Now, I realize that these pictures make the town and the motel look rather appealing, but pictures can be deceiving. I did not link to the motel, because I cannot recommend it. Only a few places that we entered looked like they were making an effort to be spruced up and present a truly Bavarian air. Most of the town looked shopworn and beat down by the recession. We were disappointed by everything except the cheerful and helpful server in the restaurant where we had dinner.
Our experience no doubt was colored by a very different impression of Leavenworth Washington, where everything seems to be newly painted and spruced up.
With the exception of motels and some of the restaurants, you have to pay $5.00 flat to park anywhere in town (for two minutes or the whole day). Even if you are just planning to pop into a souvenir shop, it will cost you $5.00. It irritated us so much that we did not spend any time shopping. Their loss. For a tourist town, and one that was pretty empty, that seems like a pretty poor policy. There is free parking on top of a very steep hill at a city park, and the town is fairly small, so if you are staying the night and are hearty, you can leave your car at a motel and walk around.
Fortunately, our breakfast the next morning at Hofer’s Bakery -Konditorei nearly made up for the rest of our experience. (And they had ample free parking) My breakfast of various German-style sausages and other meats took me back to our trip from Munich to Austria through the heart of Bavaria. The decor was authentic. A terrific mural shows the whole process of a loaf of bread from wheat field to bakery shelf. they even had grocery shelves devoted to German items. I just noticed that you can buy their baked goods on line, so if you’re homesick for Germany, take a look.
All in all, my advice is to enjoy the scenic northeastern corner of Georgia, drive through Helen and make a stop at Hofer’s, but do not plan on stopping long.

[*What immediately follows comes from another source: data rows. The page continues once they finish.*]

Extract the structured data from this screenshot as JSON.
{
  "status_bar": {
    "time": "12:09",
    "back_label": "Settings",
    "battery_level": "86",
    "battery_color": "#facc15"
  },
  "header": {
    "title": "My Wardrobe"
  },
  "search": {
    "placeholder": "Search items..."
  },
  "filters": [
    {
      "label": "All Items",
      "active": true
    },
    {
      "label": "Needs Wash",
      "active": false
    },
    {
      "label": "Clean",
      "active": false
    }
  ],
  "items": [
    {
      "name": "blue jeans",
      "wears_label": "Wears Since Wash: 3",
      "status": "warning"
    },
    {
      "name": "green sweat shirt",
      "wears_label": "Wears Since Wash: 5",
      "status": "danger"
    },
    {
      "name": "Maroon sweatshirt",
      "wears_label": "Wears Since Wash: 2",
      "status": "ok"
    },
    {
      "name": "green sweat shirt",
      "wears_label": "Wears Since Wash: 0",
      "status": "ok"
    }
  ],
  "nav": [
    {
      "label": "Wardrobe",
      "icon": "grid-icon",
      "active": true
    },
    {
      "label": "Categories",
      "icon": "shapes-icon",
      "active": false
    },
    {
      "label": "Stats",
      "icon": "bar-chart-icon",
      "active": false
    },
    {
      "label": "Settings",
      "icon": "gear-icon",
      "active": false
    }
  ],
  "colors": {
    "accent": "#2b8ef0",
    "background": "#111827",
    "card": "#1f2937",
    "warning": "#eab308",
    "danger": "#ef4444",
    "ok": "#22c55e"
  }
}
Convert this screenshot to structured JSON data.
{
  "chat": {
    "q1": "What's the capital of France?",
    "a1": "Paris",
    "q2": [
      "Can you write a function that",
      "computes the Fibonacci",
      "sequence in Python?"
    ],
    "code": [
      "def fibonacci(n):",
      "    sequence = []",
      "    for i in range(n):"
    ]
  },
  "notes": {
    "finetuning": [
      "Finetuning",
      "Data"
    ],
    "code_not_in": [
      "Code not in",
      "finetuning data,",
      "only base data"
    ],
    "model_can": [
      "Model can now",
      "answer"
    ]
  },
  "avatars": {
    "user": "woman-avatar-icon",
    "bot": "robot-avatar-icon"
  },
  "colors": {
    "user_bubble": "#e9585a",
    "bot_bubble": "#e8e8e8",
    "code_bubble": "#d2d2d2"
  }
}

Clearly, my visit to my 48th state was a mixed experience and there is much more to the state than the tiny corners that we drove through. If you want to see backroads Georgia, as I mentioned in my article on Alabama, the Lookout Mountain Parkway takes you to the fantastic state park, Cloudland. I was so impressed that if I get back to Georgia, I will definitely explore more state parks.